*** Opening EXTRACTED DATA ***
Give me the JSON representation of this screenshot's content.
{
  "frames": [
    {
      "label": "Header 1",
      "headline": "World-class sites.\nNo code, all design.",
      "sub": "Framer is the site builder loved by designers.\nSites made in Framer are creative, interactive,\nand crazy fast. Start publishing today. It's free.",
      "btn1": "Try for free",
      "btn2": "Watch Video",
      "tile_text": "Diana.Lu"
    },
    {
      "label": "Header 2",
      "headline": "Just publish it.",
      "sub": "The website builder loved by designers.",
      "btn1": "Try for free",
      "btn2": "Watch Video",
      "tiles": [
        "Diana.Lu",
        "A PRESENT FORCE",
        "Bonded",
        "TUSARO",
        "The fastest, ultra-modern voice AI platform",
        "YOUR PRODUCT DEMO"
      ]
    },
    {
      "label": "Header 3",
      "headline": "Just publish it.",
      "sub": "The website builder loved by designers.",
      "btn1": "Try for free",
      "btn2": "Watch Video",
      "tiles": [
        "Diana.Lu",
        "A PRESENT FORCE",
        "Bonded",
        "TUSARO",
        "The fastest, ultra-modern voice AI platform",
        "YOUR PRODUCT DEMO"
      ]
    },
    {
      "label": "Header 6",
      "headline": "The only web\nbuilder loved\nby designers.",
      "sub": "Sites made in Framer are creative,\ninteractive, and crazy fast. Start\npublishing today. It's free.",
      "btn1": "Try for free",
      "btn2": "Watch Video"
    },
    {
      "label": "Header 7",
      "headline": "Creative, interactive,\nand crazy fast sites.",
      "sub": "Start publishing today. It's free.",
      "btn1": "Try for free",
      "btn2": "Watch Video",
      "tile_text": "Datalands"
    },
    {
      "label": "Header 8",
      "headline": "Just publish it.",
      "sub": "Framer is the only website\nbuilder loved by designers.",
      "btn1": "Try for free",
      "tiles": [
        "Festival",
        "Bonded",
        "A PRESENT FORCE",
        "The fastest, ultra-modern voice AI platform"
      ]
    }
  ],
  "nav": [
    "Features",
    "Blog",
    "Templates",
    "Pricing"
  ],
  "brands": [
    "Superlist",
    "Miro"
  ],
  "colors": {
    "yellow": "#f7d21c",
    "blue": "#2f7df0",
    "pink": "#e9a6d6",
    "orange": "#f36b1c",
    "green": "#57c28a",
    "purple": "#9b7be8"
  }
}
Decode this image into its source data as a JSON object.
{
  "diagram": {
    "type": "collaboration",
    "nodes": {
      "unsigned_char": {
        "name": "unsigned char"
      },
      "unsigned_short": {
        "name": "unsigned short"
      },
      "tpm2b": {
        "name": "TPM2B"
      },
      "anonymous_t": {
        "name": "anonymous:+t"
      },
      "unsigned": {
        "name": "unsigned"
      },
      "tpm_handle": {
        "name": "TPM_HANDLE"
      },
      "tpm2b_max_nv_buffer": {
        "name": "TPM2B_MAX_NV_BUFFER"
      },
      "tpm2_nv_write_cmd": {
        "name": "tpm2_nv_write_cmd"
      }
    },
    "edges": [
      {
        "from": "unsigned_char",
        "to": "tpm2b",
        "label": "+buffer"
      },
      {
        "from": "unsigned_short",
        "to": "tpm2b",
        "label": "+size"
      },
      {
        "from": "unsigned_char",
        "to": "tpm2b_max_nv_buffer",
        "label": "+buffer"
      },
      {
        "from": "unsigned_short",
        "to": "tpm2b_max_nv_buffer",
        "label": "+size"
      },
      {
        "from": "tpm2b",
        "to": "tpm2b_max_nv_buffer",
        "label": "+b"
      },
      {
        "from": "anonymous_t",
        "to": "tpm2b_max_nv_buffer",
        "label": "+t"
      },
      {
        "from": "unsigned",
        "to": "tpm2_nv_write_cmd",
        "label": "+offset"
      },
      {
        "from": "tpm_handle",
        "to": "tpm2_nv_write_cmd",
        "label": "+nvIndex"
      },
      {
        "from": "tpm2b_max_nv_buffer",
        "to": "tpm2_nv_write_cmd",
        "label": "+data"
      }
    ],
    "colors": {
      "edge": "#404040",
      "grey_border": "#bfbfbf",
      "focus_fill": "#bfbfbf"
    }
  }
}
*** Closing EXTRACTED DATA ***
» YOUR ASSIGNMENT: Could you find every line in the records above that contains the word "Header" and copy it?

» REPLY TO THE TASK:
      "label": "Header 1",
      "label": "Header 2",
      "label": "Header 3",
      "label": "Header 6",
      "label": "Header 7",
      "label": "Header 8",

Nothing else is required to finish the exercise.